I know the bagpipes have been a very popular instruments on battlefields and during times of war because they couse rouse moral from all the troops. A canadian piper from the first world was was awarded the Victoria Cross (Commonwealth'S highest decoration) for playing in the trenches stirring morale from all the troops as they headed over the trench into no man's land.

I know bagpipes were used on the Plains of Abraham in 1759, however that battle was fought in Canada. I am not too sure if they were used in the Civil War.

jcsayre
10-17-2005, 06:22 PM
GHB can certainly be played with a fiddle. I did so once at the Alamo. The fiddler followed me as I could not hear him at all. My wife and other spectators said they could hear both instruments fine.
My G-G-G-Grandfather played pipes. He lived in Alabama and according to family legend the pipes were burned in 1861(or 1862-dates were vague) when his house was fired by Nathan Bedford Forrest's troops in retaliation for his outspoken Union sentiment. (Approxiamtely 220,000 southern white males served in the Union Army during the Civil War.) Grandpa's pipes apparently weren't played during the war and I am unaware of any documented instances of pipes being played on the battle field.

denny
10-17-2005, 07:55 PM
I know that I have read, in an artical in Military History Magazine that was about the dumb things done by both sides early in the war, that the union Irish Brigade had pipers at First Manassas at the begining of the day. Why I remember it is that the writer commented on the stupidity of posting the pipers in front of the brigade as it advanced, causing the death of most of the pipers shortly after the brigade came under fire.

denny
10-17-2005, 07:58 PM
I remember reading in an article in Military History magazine that the Irish Brigade had a lot of pipers at First Manassas and posted them in front of the brigade as it advanced. It cost them most of the pipers almost as soon as they came under fire.

pancelticpiper
10-17-2005, 08:00 PM
Ditto Mike S's statements. I have been interested in the 79th New York for years, and have read a lot about them. Seemingly they had no pipers or pipe band themselves, but on occasion used pipers from New York's Caledonian Society for functions.

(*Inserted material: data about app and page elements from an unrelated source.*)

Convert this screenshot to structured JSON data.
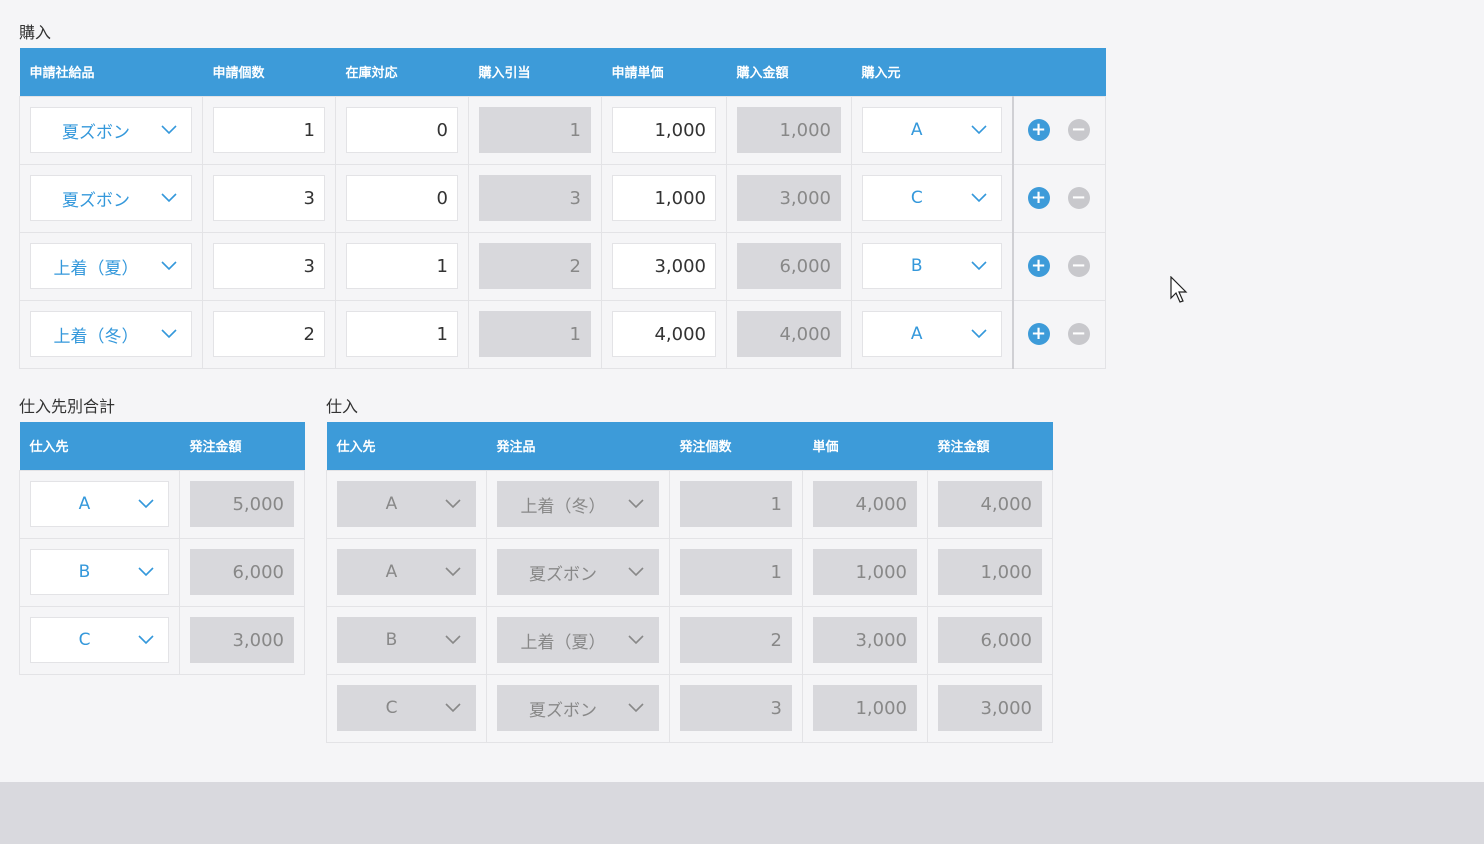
{
  "purchase": {
    "title": "購入",
    "headers": [
      "申請社給品",
      "申請個数",
      "在庫対応",
      "購入引当",
      "申請単価",
      "購入金額",
      "購入元",
      ""
    ],
    "rows": [
      {
        "item": "夏ズボン",
        "qty": "1",
        "stock": "0",
        "alloc": "1",
        "price": "1,000",
        "amount": "1,000",
        "vendor": "A"
      },
      {
        "item": "夏ズボン",
        "qty": "3",
        "stock": "0",
        "alloc": "3",
        "price": "1,000",
        "amount": "3,000",
        "vendor": "C"
      },
      {
        "item": "上着（夏）",
        "qty": "3",
        "stock": "1",
        "alloc": "2",
        "price": "3,000",
        "amount": "6,000",
        "vendor": "B"
      },
      {
        "item": "上着（冬）",
        "qty": "2",
        "stock": "1",
        "alloc": "1",
        "price": "4,000",
        "amount": "4,000",
        "vendor": "A"
      }
    ],
    "add_symbol": "+",
    "remove_symbol": "−"
  },
  "vendor_totals": {
    "title": "仕入先別合計",
    "headers": [
      "仕入先",
      "発注金額"
    ],
    "rows": [
      {
        "vendor": "A",
        "amount": "5,000"
      },
      {
        "vendor": "B",
        "amount": "6,000"
      },
      {
        "vendor": "C",
        "amount": "3,000"
      }
    ]
  },
  "orders": {
    "title": "仕入",
    "headers": [
      "仕入先",
      "発注品",
      "発注個数",
      "単価",
      "発注金額"
    ],
    "rows": [
      {
        "vendor": "A",
        "item": "上着（冬）",
        "qty": "1",
        "price": "4,000",
        "amount": "4,000"
      },
      {
        "vendor": "A",
        "item": "夏ズボン",
        "qty": "1",
        "price": "1,000",
        "amount": "1,000"
      },
      {
        "vendor": "B",
        "item": "上着（夏）",
        "qty": "2",
        "price": "3,000",
        "amount": "6,000"
      },
      {
        "vendor": "C",
        "item": "夏ズボン",
        "qty": "3",
        "price": "1,000",
        "amount": "3,000"
      }
    ]
  },
  "colors": {
    "accent": "#3d9bd9",
    "readonly": "#d8d8dc",
    "select_text": "#3498db"
  },
  "icons": {
    "dropdown": "chevron-down-icon",
    "add": "plus-circle-icon",
    "remove": "minus-circle-icon",
    "cursor": "mouse-pointer-icon"
  }
}
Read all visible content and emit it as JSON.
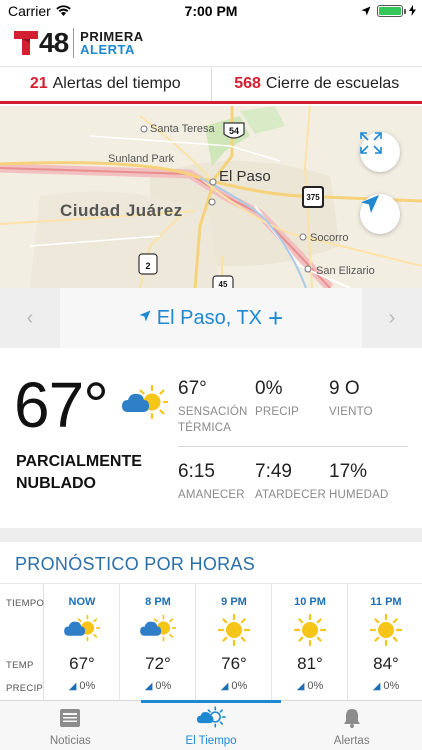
{
  "status_bar": {
    "carrier": "Carrier",
    "time": "7:00 PM"
  },
  "brand": {
    "channel_number": "48",
    "name_top": "PRIMERA",
    "name_bottom": "ALERTA"
  },
  "alerts": {
    "weather_count": "21",
    "weather_label": "Alertas del tiempo",
    "schools_count": "568",
    "schools_label": "Cierre de escuelas"
  },
  "map": {
    "labels": {
      "santa_teresa": "Santa Teresa",
      "sunland_park": "Sunland Park",
      "el_paso": "El Paso",
      "ciudad_juarez": "Ciudad Juárez",
      "socorro": "Socorro",
      "san_elizario": "San Elizario"
    },
    "shields": {
      "us54": "54",
      "i375": "375",
      "mx2": "2",
      "mx45": "45"
    },
    "expand_icon": "expand-icon",
    "locate_icon": "location-arrow-icon"
  },
  "location": {
    "name": "El Paso, TX",
    "add_symbol": "+",
    "prev_symbol": "‹",
    "next_symbol": "›"
  },
  "current": {
    "temperature": "67°",
    "condition": "PARCIALMENTE NUBLADO",
    "icon": "partly-cloudy-icon",
    "stats": {
      "feels_like": {
        "value": "67°",
        "label": "SENSACIÓN TÉRMICA"
      },
      "precip": {
        "value": "0%",
        "label": "PRECIP"
      },
      "wind": {
        "value": "9 O",
        "label": "VIENTO"
      },
      "sunrise": {
        "value": "6:15",
        "label": "AMANECER"
      },
      "sunset": {
        "value": "7:49",
        "label": "ATARDECER"
      },
      "humidity": {
        "value": "17%",
        "label": "HUMEDAD"
      }
    }
  },
  "hourly": {
    "title": "PRONÓSTICO POR HORAS",
    "row_labels": {
      "time": "TIEMPO",
      "temp": "TEMP",
      "precip": "PRECIP"
    },
    "items": [
      {
        "time": "NOW",
        "icon": "partly-cloudy-icon",
        "temp": "67°",
        "precip": "0%"
      },
      {
        "time": "8 PM",
        "icon": "partly-cloudy-icon",
        "temp": "72°",
        "precip": "0%"
      },
      {
        "time": "9 PM",
        "icon": "sun-icon",
        "temp": "76°",
        "precip": "0%"
      },
      {
        "time": "10 PM",
        "icon": "sun-icon",
        "temp": "81°",
        "precip": "0%"
      },
      {
        "time": "11 PM",
        "icon": "sun-icon",
        "temp": "84°",
        "precip": "0%"
      }
    ]
  },
  "tabs": [
    {
      "label": "Noticias",
      "icon": "newspaper-icon",
      "active": false
    },
    {
      "label": "El Tiempo",
      "icon": "partly-cloudy-icon",
      "active": true
    },
    {
      "label": "Alertas",
      "icon": "bell-icon",
      "active": false
    }
  ],
  "colors": {
    "accent": "#1e88d0",
    "alert_red": "#d32030",
    "sun": "#f5c518",
    "cloud": "#2f7fc8"
  }
}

However, there is an intruiging photo of the 79th New York parading in New York City in 1860 which shows three men in front of the regiment which could be interpreted as pipers carrying their pipes in "pipes down" position. These men are wearing, as best one can tell, the same uniform as the rest (but with three rows of buttons on their tunics, a common period distinction) which would rule out their being civilian pipers from the Caledonian Society. It is possible, though, that they are officers carrying "claymores". I have examined the photo very carefully and think that they are indeed pipers. In any case there is no evidence of the 79th NY wearing kilts in action or having pipers during the war (the regiment was raised before the Civil War and continued for a time afterward). The deeds of pipers in Scottish regiments has no relevance whatever to the American Civil War.

denny
10-17-2005, 08:01 PM
I remember reading in an article in Military History magazine that the Irish Brigade had a lot of pipers at First Manassas and posted them in front of the brigade as it advanced. It cost them most of the pipers almost as soon as they came under fire.

pancelticpiper
10-17-2005, 08:07 PM
"Irish" pipers playing with the Irish Brigade? This idea is a complete anachronism. The Irish pipes are the uilleann pipes- try marching with those. The "Irish warpipe" was extinct long before the ACW, and the appropriation of the Highland bagpipe as a pseudo-Irish instrument dates to the early 20th century. The idea of people marching around in kilts playing Highland pipes but calling themselves "Irish" is 20th century B.S. with no basis in history or reality.